2005 - United Kingdom / United States - 94 minutes
Writer - Richard Curtis
Director - David Yates
My Rating - 5 of 5 Stars
This little gem of a movie is a good example of the value of cable networks such as HBO in providing superior entertainment that would never, ever be produced by the huge studios. These films are not just television dramas. They are high-quality motion pictures in every sense of the word.
There is a charming, albeit unbelievable, story behind this film. Bill Nighy plays a painfully shy financial advisor to a high-ranking British diplomat who is involved in the preparation for the latest G8 Summit to take place in Iceland.
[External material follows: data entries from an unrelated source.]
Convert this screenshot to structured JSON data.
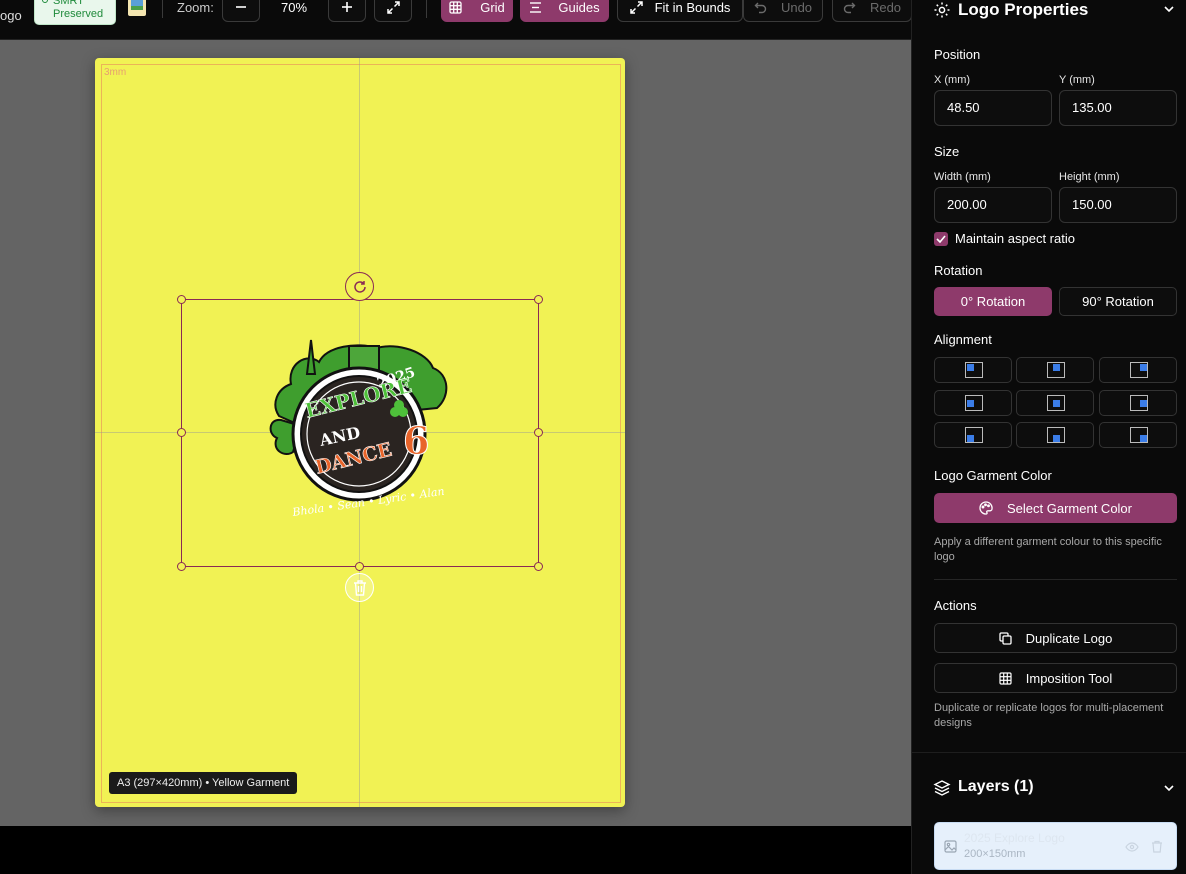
{
  "toolbar": {
    "file_label": "ogo",
    "badge_line1": "SMRT",
    "badge_line2": "Preserved",
    "zoom_label": "Zoom:",
    "zoom_value": "70%",
    "grid_label": "Grid",
    "guides_label": "Guides",
    "fit_label": "Fit in Bounds",
    "undo_label": "Undo",
    "redo_label": "Redo"
  },
  "canvas": {
    "bleed_label": "3mm",
    "garment_color": "#f1f254",
    "size_label": "A3 (297×420mm) • Yellow Garment"
  },
  "logo_art": {
    "top_text": "2025",
    "explore": "EXPLORE",
    "and": "AND",
    "dance": "DANCE",
    "number": "6",
    "script": "Bhola • Sean • Lyric • Alan"
  },
  "panel": {
    "title": "Logo Properties",
    "position": {
      "title": "Position",
      "x_label": "X (mm)",
      "x_value": "48.50",
      "y_label": "Y (mm)",
      "y_value": "135.00"
    },
    "size": {
      "title": "Size",
      "w_label": "Width (mm)",
      "w_value": "200.00",
      "h_label": "Height (mm)",
      "h_value": "150.00",
      "aspect_label": "Maintain aspect ratio",
      "aspect_checked": true
    },
    "rotation": {
      "title": "Rotation",
      "btn0": "0° Rotation",
      "btn90": "90° Rotation",
      "selected": "0° Rotation"
    },
    "alignment": {
      "title": "Alignment",
      "options": [
        "top-left",
        "top-center",
        "top-right",
        "middle-left",
        "center",
        "middle-right",
        "bottom-left",
        "bottom-center",
        "bottom-right"
      ]
    },
    "garment_color": {
      "title": "Logo Garment Color",
      "button": "Select Garment Color",
      "hint": "Apply a different garment colour to this specific logo"
    },
    "actions": {
      "title": "Actions",
      "duplicate": "Duplicate Logo",
      "imposition": "Imposition Tool",
      "hint": "Duplicate or replicate logos for multi-placement designs"
    },
    "layers": {
      "title": "Layers (1)",
      "item_name": "2025 Explore Logo",
      "item_size": "200×150mm"
    }
  },
  "colors": {
    "accent": "#8e3a6b",
    "canvas_bg": "#646464",
    "panel_bg": "#0a0a0a"
  }
}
Nighy's character, Lawrence, shares a table with a somewhat enigmatic young woman, Gina, in a café. He is immediately fascinated by her appearance and overcomes his shyness by striking up a conversation. Gina is no conversationalist, but Lawrence continues to be enthralled.
Going against what we can assume is his usual behavior with the opposite sex, Lawrence calls Gina and begins a continuing friendship. This leads to his invitation to accompany him to the summit.
Gina is a "fish out of water" amongst the diplomats and their spouses. She is not socially inept, but she states her opinions - most of which are contrary to the political machinations of the participants at the summit. What could be worse in a group of diplomats as a person who actually speaks bare-faced truths? This, of course, leads to conflict for Lawrence - he agrees with Gina but is obligated to support his superiors.
Scottish actor, Kelly Macdonald gives a beautifully restrained performance as Gina. Even at the end of the film, you are not sure you fully understand this young woman. This, of course, is an element of the script, but Macdonald makes you believe that it would take a long while to come to a full understanding of Gina and her background.
Lawrence is highly intelligent and possesses a wry sense of humor, but it is almost painful to witness his insecurity. Bill Nighy is dead-on in his personification of this complex character. Nighy's body is tall and thin with bones that seem to be very loosely connected. He uses his physicality to advantage in his portrayal of Lawrence. Some of his best acting in the film is in the scenes in which we watch the movements of this man who is so insecure and shy. Nighy often has Lawrence move in an almost contorted fashion to emphasize his insecurity.
The Girl in the Café is a quiet, entertaining pleasure and one that is surely worthy of an hour and a half or anyone's time.
July 14, 2006